Four Revere schools are participating
in a national school health program aimed to keep kids healthy this school year
through technology. They are part of this year’s FLUency, a national health
program by Kinsa, a company that makes smart thermometers to help parents and
school nurses know what illnesses are going around their schools.
With the help of Lysol, Kinsa is providing all families in the participating Revere schools with free smart thermometers that connect to the Kinsa app so parents can see what illnesses like strep throat, chicken pox, and lice are going around their schools.
The four Revere schools are the Beachmont, Whalen, Garfield and Lincoln and are among the 500 available spots nationally for the program.
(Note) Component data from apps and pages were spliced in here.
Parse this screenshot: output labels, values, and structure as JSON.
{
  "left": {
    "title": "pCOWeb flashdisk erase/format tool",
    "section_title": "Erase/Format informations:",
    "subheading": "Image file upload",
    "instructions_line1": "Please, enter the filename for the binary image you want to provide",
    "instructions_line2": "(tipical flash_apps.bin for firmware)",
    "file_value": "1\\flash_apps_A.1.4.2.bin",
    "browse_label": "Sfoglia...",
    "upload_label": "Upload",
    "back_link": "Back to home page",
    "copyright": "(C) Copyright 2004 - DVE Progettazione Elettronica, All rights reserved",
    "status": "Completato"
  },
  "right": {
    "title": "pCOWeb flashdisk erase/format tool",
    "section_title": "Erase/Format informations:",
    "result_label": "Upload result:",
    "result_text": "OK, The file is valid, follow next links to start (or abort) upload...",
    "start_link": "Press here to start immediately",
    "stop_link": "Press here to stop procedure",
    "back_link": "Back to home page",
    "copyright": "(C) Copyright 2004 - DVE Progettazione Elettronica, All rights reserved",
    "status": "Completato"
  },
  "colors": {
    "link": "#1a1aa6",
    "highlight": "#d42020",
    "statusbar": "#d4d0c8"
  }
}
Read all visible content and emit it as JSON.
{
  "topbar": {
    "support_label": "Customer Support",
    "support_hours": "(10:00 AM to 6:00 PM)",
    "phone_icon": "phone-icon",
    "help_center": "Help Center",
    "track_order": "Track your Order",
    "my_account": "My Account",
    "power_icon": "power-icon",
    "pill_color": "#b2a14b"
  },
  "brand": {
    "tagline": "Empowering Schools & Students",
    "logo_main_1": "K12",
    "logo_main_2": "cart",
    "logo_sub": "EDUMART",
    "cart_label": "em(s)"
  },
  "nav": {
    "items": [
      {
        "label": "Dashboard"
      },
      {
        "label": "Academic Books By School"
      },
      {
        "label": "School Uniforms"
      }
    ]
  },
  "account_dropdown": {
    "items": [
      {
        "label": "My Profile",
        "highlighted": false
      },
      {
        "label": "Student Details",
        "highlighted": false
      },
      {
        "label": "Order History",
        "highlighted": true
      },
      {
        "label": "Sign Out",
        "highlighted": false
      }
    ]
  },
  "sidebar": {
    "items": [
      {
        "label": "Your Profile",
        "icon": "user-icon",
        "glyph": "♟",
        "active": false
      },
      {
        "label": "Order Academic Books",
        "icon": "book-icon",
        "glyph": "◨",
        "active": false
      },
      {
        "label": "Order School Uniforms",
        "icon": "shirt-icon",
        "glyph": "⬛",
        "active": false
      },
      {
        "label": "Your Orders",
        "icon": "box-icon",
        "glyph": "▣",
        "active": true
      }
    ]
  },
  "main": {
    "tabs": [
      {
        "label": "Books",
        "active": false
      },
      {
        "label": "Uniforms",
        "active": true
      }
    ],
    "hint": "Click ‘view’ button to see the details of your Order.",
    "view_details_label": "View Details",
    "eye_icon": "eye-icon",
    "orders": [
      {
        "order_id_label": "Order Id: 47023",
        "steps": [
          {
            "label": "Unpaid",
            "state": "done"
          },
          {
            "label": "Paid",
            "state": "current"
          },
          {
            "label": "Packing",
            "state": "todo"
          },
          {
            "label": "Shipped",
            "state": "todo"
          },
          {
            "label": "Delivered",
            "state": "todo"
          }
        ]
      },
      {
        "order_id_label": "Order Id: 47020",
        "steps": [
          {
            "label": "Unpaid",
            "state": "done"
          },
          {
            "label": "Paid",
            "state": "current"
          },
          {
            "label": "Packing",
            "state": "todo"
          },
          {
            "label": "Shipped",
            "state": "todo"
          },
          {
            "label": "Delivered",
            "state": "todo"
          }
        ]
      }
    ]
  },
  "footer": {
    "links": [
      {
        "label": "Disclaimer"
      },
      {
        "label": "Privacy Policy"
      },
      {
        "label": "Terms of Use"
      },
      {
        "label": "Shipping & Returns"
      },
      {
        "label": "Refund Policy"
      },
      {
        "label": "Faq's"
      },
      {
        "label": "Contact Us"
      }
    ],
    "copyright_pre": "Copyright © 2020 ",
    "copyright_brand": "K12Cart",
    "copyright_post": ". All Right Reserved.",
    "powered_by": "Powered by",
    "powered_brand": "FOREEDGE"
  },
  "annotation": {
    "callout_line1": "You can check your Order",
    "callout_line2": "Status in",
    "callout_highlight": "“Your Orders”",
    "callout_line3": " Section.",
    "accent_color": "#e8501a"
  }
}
FLUency’s Jared Flamm said the program was launched a few years ago as a test to see if FLUengy and the app would better help school nurses.
“All that participated in that pilot program reported that it was a help,” said Flamm. “So the way the program works is that school nurses submit an application to be part of the program and are accepted based on criteria they outline and whether or not the program will be beneficial to their school.”
Since the program started in the four Revere schools, over 700 of the smart thermometers have been handed out to Revere school parents.
Student sick days take a
toll on families, cost districts millions of dollars in funding, and negatively
affect student achievement.
FLUency is a philanthropic program that reduces the spread of illness in elementary schools. The FLUency program connects Revere parents and school staff on issues of student health, enabling quicker detection of spreading illness and rapid response to help keep students well and in class.
One of the goal of the program, said Flamm, is to also decrease the workload on overly taxed school nurses in Revere by arming families with thermometers so sick children are not sent in to school to see the nurse. The technology also helps school nurses in Revere know what trends are going around their school so they can react appropriately and encourage preventive health measures to keep healthy students well.
“What we’ve heard from school nurses in Revere and across the state is come Monday morning during flu season there’s a line out the door at the school nurse’s office,” said Flamm. “So the program gives parents and nurses that extra tool they need for early detection and also tracking what illnesses may be spreading around any given school and plan accordingly, like encouraging students and staff to wash their hands more often or disinfecting classrooms.”